DATA FOR PROCESSING ->
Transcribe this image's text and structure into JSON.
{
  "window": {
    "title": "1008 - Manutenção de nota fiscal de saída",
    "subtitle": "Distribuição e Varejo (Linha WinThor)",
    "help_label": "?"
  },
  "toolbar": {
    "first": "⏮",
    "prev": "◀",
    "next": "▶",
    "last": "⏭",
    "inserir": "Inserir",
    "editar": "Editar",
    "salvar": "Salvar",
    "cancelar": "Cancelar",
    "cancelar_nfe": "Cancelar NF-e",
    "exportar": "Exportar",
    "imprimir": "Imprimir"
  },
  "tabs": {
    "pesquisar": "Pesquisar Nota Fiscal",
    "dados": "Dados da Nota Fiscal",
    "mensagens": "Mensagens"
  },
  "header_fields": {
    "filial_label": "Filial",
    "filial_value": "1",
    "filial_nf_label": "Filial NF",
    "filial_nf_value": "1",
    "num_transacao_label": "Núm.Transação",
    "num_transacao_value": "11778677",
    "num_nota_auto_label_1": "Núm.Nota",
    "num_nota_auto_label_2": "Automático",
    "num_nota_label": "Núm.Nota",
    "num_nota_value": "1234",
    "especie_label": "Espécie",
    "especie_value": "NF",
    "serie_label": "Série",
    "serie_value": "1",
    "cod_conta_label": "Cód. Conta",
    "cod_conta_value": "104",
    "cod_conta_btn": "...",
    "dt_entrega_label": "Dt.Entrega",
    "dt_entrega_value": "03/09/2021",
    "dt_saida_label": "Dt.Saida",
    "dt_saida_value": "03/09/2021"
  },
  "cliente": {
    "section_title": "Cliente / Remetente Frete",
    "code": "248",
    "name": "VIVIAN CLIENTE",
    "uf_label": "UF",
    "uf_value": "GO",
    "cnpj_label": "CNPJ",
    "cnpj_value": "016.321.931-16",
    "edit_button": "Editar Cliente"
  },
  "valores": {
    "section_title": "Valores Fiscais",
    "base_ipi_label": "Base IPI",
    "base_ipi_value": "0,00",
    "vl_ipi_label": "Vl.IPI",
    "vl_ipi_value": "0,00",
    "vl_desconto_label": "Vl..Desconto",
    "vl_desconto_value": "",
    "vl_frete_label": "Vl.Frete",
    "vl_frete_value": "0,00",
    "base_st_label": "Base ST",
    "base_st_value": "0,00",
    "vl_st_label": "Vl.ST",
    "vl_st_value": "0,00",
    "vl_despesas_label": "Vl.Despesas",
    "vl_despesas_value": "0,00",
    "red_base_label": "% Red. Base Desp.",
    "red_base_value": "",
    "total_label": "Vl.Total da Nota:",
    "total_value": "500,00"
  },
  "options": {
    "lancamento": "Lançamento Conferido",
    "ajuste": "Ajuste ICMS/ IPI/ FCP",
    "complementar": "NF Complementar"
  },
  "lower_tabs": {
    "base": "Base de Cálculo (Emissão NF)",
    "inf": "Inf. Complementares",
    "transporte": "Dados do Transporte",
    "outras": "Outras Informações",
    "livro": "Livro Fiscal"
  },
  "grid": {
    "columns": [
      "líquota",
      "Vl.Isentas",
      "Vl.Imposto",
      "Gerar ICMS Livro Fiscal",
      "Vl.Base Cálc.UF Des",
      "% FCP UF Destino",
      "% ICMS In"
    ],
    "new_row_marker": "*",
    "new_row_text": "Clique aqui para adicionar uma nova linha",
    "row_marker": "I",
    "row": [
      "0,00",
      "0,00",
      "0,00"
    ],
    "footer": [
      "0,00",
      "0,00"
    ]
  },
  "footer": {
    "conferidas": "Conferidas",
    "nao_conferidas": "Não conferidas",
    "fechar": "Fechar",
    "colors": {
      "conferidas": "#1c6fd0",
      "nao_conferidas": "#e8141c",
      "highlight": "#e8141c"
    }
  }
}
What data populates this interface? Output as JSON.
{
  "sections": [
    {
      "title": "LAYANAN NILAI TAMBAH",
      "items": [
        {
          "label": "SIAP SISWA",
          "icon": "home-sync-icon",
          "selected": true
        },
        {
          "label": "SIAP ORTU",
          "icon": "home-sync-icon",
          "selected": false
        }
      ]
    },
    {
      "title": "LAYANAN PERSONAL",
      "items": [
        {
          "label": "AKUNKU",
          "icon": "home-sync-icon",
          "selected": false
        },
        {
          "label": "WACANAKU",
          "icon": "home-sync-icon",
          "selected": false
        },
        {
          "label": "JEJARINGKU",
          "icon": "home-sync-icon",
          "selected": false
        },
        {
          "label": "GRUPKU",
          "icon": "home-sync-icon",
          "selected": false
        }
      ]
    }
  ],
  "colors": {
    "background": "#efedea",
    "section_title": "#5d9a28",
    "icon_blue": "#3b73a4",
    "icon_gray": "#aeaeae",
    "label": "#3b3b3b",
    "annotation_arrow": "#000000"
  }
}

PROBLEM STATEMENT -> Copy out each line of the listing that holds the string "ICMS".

ANSWER TO THE EXERCISE ->
    "ajuste": "Ajuste ICMS/ IPI/ FCP",
      "Gerar ICMS Livro Fiscal",
      "% ICMS In"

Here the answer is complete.